Aunt Nora was my Grandma Lucas' sister-in-law. Both of them were widows. They were also good friends. Grandma Lucas lived upstairs from my family. In fact, the house in which we lived belonged to Grandma. It was not uncommon for me to walk upstairs to visit with Grandma and find her with Aunt Nora "chewing the fat," a term they commonly used to describe that they were talking at length about this 'n' that. I would just sit quietly and listen.
Occasionally I would stop at Aunt Nora's house on my way home from school. She welcomed me, offered a cookie and some milk, and we chewed the fat for awhile.
On the wall in her living room Aunt Nora kept a small square-framed photo of her daughter Mary, who, when just 5 years old, was hit and killed by a car. She had chased her ball out into the street without looking. When I stared at the sepia-colored photo, which showed just the head and shoulders of Mary, it reminded me to be careful and to look both ways before crossing the street.

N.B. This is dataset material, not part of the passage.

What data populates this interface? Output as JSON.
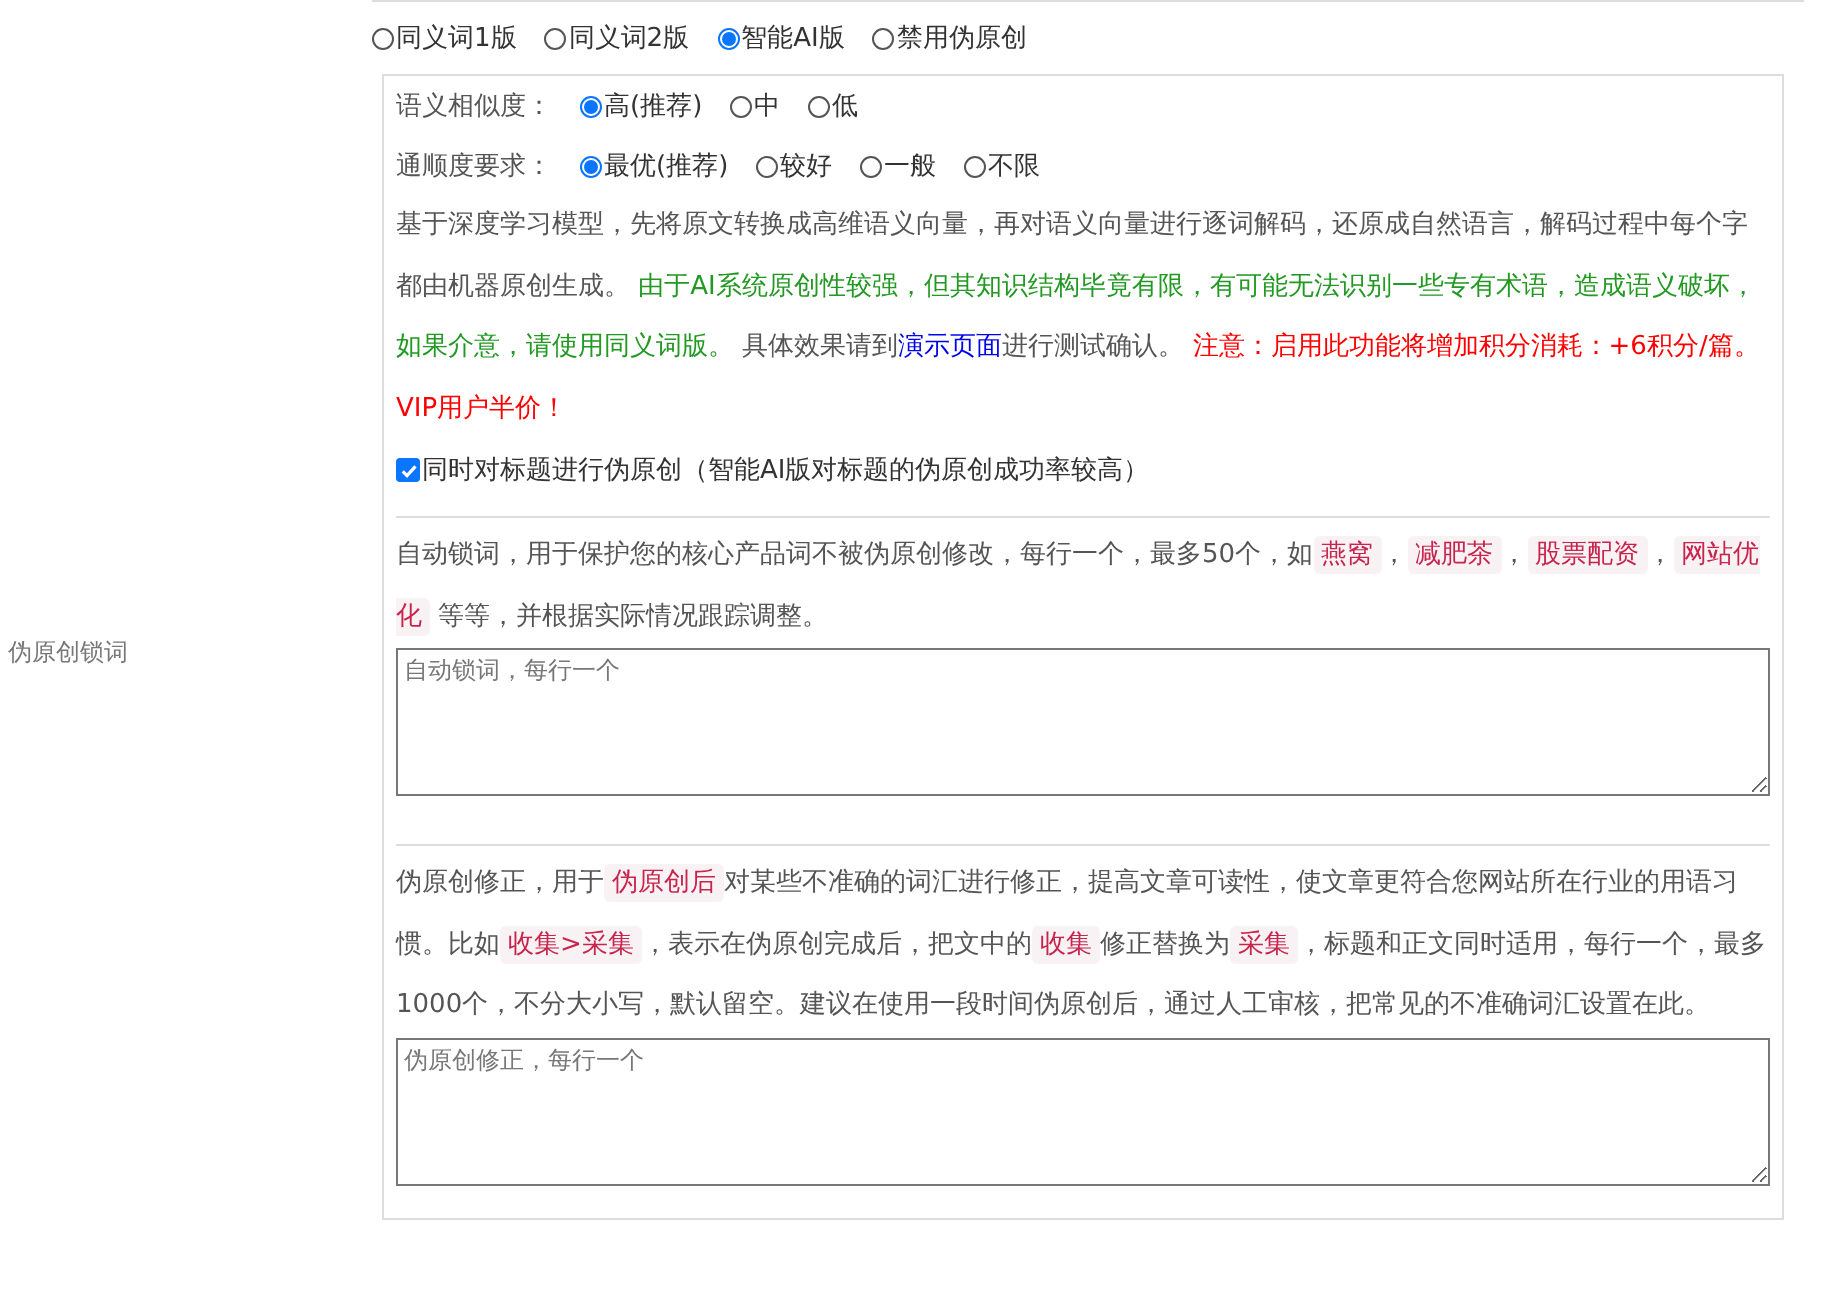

Although the incident had happened decades before I was born, I asked Aunt Nora if she missed Mary, and did she feel sad. I no longer remember exactly what she said, but I sensed that keeping that little photo in a prominent place was a comfort to her. I also learned that people in Aunt Nora's generation had an attitude that I'll call resignation or acceptance when it came to suffering and disappointment. They were able to tolerate life's hardships with dignity and carry on.
Maybe the way they were able to do this was by spending time "chewing the fat" with their friends and loved ones.

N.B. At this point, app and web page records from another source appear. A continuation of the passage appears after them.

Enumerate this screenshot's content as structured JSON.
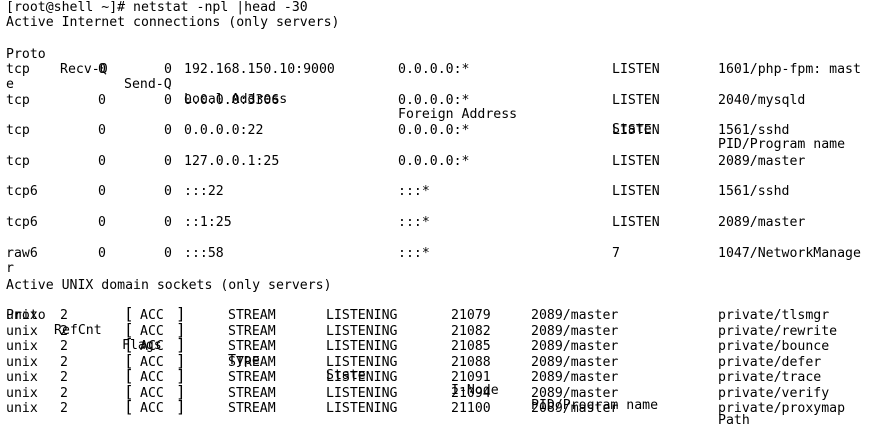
{
  "prompt": "[root@shell ~]# netstat -npl |head -30",
  "inet": {
    "title": "Active Internet connections (only servers)",
    "headers": [
      "Proto",
      "Recv-Q",
      "Send-Q",
      "Local Address",
      "Foreign Address",
      "State",
      "PID/Program name"
    ],
    "rows": [
      {
        "proto": "tcp",
        "recv": "0",
        "send": "0",
        "local": "192.168.150.10:9000",
        "foreign": "0.0.0.0:*",
        "state": "LISTEN",
        "pid": "1601/php-fpm: mast",
        "wrap": "e"
      },
      {
        "proto": "tcp",
        "recv": "0",
        "send": "0",
        "local": "0.0.0.0:3306",
        "foreign": "0.0.0.0:*",
        "state": "LISTEN",
        "pid": "2040/mysqld"
      },
      {
        "proto": "tcp",
        "recv": "0",
        "send": "0",
        "local": "0.0.0.0:22",
        "foreign": "0.0.0.0:*",
        "state": "LISTEN",
        "pid": "1561/sshd"
      },
      {
        "proto": "tcp",
        "recv": "0",
        "send": "0",
        "local": "127.0.0.1:25",
        "foreign": "0.0.0.0:*",
        "state": "LISTEN",
        "pid": "2089/master"
      },
      {
        "proto": "tcp6",
        "recv": "0",
        "send": "0",
        "local": ":::22",
        "foreign": ":::*",
        "state": "LISTEN",
        "pid": "1561/sshd"
      },
      {
        "proto": "tcp6",
        "recv": "0",
        "send": "0",
        "local": "::1:25",
        "foreign": ":::*",
        "state": "LISTEN",
        "pid": "2089/master"
      },
      {
        "proto": "raw6",
        "recv": "0",
        "send": "0",
        "local": ":::58",
        "foreign": ":::*",
        "state": "7",
        "pid": "1047/NetworkManage",
        "wrap": "r"
      }
    ]
  },
  "unix": {
    "title": "Active UNIX domain sockets (only servers)",
    "headers": [
      "Proto",
      "RefCnt",
      "Flags",
      "Type",
      "State",
      "I-Node",
      "PID/Program name",
      "Path"
    ],
    "rows": [
      {
        "proto": "unix",
        "ref": "2",
        "flags": "ACC",
        "type": "STREAM",
        "state": "LISTENING",
        "inode": "21079",
        "pid": "2089/master",
        "path": "private/tlsmgr"
      },
      {
        "proto": "unix",
        "ref": "2",
        "flags": "ACC",
        "type": "STREAM",
        "state": "LISTENING",
        "inode": "21082",
        "pid": "2089/master",
        "path": "private/rewrite"
      },
      {
        "proto": "unix",
        "ref": "2",
        "flags": "ACC",
        "type": "STREAM",
        "state": "LISTENING",
        "inode": "21085",
        "pid": "2089/master",
        "path": "private/bounce"
      },
      {
        "proto": "unix",
        "ref": "2",
        "flags": "ACC",
        "type": "STREAM",
        "state": "LISTENING",
        "inode": "21088",
        "pid": "2089/master",
        "path": "private/defer"
      },
      {
        "proto": "unix",
        "ref": "2",
        "flags": "ACC",
        "type": "STREAM",
        "state": "LISTENING",
        "inode": "21091",
        "pid": "2089/master",
        "path": "private/trace"
      },
      {
        "proto": "unix",
        "ref": "2",
        "flags": "ACC",
        "type": "STREAM",
        "state": "LISTENING",
        "inode": "21094",
        "pid": "2089/master",
        "path": "private/verify"
      },
      {
        "proto": "unix",
        "ref": "2",
        "flags": "ACC",
        "type": "STREAM",
        "state": "LISTENING",
        "inode": "21100",
        "pid": "2089/master",
        "path": "private/proxymap"
      }
    ]
  }
}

I found this old family photo with Aunt Nora in the center. On the right is my Aunt Pat Lucas. I don't recognize the woman on the left. My best guess, judging from the cards in the background, is that this was taken at Christmas time a long time ago, probably when I was a baby or before I was born. I think it is Aunt Nora's house, because I don't think she would be wearing an apron if she were a guest at someone else's home.